“I’ve told myself I won’t make any rash decisions”
As has been the case with so many couples, she admits that the pandemic has put a serious strain on their relationship. She says that while they’re both essential workers, she has been able to work from home – which means she’s taken on the full responsibility of homeschooling as well.
Her husband, on the other hand, has been leaving the house every day for work, while she is left “trying to do my crazy busy full-time job with a hysterical child” who she says is “antagonised” by her husband about school work.
The woman says, “I’ve told myself I won’t make any rash decisions during lockdown and will see what happens at the end of it,” but admits, “given I have no savings of my own, if I were to leave, the £11k would come in handy, and could really help me and DD (darling daughter)…”
Want more stories like this? Here is one mum on why she kept a secret ‘split stash’ for when she needed to leave, here are some tips for how to manage your finances during a separation and here is the woman who started a virtual mums group after splitting with her husband.
“The money could really help us…” Image: iStock
“I wish I’d had an ‘escape fund’ years ago”
Rather than admonish her, most people agreed it was a sensible idea to put it aside and save it for a rainy day.
“I wish I’d had an ‘escape fund’ years ago,” one said, adding, “I think it’s a good idea.”
“Nothing wrong in keeping it quiet for a ‘rainy’ day,” echoed another, “Especially if you have concerns over your future. Do what you feel is right for you and your child.”
Plenty felt the fact that she was even considering doing this meant her relationship was in trouble. “I don’t think you are unreasonable but your marriage is over. This wouldn’t happen in a happy functioning relationship. I would be devastated and shocked if DH did this as would he if I did.”
However, there were those who didn’t think it necessarily meant things were over – she was simply being cautious. “A girl should always have her own money,” one said, “A rule I’ve always lived by and has come in handy more than once.”
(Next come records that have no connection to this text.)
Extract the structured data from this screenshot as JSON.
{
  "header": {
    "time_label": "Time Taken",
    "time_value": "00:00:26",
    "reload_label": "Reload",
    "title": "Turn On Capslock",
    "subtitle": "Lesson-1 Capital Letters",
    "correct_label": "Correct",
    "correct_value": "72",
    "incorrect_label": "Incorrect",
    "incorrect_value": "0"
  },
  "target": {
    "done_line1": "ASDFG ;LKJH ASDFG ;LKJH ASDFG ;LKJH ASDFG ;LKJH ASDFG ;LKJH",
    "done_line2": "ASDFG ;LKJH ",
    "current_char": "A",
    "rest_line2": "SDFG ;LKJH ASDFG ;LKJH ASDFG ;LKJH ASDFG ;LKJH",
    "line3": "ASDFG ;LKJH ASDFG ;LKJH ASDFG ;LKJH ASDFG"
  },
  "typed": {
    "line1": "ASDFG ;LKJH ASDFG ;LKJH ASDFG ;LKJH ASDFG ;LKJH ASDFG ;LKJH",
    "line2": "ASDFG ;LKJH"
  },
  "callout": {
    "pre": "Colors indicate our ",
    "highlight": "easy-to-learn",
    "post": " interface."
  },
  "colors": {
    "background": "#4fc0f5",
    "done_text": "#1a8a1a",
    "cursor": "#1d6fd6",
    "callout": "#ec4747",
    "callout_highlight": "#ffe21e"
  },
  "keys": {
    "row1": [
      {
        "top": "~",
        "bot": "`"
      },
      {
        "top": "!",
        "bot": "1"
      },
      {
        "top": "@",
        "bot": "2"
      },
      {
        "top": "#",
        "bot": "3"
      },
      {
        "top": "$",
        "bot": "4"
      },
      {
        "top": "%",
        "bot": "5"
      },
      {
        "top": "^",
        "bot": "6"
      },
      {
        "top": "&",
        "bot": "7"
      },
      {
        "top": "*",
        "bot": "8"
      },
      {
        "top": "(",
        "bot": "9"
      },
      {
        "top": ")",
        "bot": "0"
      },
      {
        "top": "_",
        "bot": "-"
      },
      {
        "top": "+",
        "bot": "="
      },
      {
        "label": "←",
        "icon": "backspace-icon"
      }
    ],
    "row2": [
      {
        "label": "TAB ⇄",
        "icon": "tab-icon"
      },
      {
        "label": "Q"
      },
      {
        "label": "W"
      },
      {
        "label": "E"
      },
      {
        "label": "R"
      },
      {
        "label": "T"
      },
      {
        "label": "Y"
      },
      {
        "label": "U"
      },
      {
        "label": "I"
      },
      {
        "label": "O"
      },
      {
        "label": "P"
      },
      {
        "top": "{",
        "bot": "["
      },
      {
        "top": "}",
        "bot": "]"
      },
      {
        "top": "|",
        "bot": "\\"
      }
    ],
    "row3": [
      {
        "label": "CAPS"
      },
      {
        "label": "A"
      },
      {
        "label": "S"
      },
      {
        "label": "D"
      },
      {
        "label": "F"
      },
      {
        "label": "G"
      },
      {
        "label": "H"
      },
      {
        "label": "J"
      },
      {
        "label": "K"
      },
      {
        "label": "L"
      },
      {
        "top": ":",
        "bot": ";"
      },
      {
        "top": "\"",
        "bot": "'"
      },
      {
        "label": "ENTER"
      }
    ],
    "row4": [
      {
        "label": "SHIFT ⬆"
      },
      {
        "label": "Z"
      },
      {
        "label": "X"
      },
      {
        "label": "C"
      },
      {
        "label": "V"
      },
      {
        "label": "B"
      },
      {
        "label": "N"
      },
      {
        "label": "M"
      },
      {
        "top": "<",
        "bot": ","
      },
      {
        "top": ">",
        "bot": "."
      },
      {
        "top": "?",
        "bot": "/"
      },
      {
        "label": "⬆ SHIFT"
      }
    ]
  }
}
“A girl should always have her own money.” Image: iStock
“Clear your debt and move on”
Others urged caution, saying that there was a chance if they were to divorce and it became acrimonious, the money might end up with him anyway. “I’m not a lawyer but I would have thought the best bet would be to clear the debt with it,” one said, with another adding, “You’re married so it’s joint money… paying off debt will benefit both of you when it comes to splitting assets and debts.”
Others, however, believed there might be another solution – to get someone else to hold onto it, or put it in her daughter’s name.
“Get the cheque written into your daughter’s name and put it in her account. Then he can’t touch it. Is yours to start again with.”
The OP came back on the forum to thank people for their input, admitting that, “I’ve made a decision not to make a decision on my marriage just now,” but she’d simply had “so many times recently where I’ve thought that I can’t go on.”
The general consensus was that she should look after herself and perhaps get some proper legal advice, as these things were tricky and different places have different laws. In the meantime, everyone agreed she should give herself a break, that it was OK to ask these questions and to think out loud about what was best for her future.